Fighting Wildfire with Art

In the early twentieth century, forester George S. Long began organizing fire protection groups and forest officials in the western United States. He proposed the creation of a group dedicated solely to western forestry concerns - primarily the prevention of wild fires. On January 5, 1909, the Western Forestry and Conservation Association was established.


The Association represented public and private forest agencies in Montana, Idaho, Washington, Oregon and California. One of the WFCAs earliest endeavors was persuading President Taft to call in federal troops to assist in fighting the 1910 fire. In 1910, the Western Forestry and Conservation Association hired forester Edward Tyson Allen to oversee public relations for the group.


After the 1910 fire, Allen helped the Western Forestry and Conservation Association utilize popular illustrators of the day, like Frederick Moladore Spiegle, to promote fire safety. Spiegle was originally from New York City and had studied art in Paris. He primarily painted outdoor and sports related scenes and worked closely with Dan Beard, then head of the Boy Scouts.
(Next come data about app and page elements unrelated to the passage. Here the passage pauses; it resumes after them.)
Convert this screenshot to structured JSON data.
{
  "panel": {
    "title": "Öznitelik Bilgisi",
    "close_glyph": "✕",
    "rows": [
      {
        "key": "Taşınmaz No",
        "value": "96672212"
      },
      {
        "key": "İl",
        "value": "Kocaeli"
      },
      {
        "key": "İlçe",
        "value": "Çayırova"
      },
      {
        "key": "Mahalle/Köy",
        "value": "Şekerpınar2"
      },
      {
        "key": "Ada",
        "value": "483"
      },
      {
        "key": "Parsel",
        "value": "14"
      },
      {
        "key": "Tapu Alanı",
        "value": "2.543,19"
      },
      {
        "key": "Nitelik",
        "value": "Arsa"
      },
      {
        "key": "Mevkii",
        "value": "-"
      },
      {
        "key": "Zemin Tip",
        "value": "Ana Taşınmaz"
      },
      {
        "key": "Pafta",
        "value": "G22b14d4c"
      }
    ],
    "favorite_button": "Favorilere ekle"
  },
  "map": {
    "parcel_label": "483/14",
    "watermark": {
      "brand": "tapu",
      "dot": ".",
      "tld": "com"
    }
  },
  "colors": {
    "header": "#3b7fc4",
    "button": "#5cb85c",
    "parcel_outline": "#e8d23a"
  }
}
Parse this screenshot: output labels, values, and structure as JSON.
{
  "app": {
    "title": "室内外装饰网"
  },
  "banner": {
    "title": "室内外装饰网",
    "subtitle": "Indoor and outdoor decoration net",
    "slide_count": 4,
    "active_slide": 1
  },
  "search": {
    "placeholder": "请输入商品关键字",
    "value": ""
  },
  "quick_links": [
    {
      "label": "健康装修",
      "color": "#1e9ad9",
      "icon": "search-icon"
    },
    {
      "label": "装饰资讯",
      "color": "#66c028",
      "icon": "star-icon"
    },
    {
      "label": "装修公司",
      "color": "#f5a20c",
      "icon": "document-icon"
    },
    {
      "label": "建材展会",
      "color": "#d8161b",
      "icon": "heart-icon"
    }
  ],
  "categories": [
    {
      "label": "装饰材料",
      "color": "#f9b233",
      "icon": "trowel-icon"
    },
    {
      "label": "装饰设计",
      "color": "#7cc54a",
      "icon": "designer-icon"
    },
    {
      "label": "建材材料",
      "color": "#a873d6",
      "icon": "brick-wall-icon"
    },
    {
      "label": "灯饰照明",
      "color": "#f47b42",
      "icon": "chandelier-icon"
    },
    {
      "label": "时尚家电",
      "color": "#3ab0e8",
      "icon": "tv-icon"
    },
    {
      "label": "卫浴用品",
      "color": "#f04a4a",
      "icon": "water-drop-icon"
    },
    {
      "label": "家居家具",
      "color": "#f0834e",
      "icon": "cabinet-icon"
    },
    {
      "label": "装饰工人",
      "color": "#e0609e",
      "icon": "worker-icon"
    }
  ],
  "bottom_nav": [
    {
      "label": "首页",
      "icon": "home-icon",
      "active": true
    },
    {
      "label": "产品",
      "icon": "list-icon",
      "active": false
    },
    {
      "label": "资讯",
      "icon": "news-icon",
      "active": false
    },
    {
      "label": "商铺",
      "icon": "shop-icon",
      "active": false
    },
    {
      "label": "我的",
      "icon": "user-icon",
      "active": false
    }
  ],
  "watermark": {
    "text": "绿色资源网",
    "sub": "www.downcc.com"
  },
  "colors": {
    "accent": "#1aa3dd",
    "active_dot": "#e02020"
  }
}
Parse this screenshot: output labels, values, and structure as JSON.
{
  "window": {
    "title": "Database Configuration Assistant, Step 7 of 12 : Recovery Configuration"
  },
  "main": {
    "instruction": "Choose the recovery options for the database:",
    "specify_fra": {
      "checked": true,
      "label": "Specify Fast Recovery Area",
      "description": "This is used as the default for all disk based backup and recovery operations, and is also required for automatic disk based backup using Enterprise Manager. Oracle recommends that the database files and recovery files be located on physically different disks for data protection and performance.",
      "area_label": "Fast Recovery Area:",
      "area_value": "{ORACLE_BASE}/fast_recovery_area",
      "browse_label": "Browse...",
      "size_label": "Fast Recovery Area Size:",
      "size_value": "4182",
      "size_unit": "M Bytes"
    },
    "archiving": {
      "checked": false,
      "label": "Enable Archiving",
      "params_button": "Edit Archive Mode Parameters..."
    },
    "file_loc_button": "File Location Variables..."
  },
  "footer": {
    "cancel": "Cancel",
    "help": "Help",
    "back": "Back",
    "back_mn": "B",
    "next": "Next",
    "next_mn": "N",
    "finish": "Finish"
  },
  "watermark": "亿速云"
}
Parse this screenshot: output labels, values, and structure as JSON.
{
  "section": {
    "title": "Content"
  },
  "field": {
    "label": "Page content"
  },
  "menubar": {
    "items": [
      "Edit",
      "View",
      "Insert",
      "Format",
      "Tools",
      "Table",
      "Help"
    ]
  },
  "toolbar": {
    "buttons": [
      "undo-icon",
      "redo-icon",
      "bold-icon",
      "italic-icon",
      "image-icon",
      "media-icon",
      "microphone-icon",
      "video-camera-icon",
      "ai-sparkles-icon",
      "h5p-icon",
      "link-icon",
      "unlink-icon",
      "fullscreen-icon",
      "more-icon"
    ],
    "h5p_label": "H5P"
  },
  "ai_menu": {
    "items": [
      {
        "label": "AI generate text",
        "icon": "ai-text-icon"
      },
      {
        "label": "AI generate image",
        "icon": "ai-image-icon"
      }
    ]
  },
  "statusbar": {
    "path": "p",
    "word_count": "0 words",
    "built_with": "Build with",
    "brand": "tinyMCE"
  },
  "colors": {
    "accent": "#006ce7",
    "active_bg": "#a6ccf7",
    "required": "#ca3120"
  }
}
Putting Out the Campfire

Print of Frederick Moladore Spiegle's “Putting Out the Campfire,” Mss 34

Fighting Wildfire with Art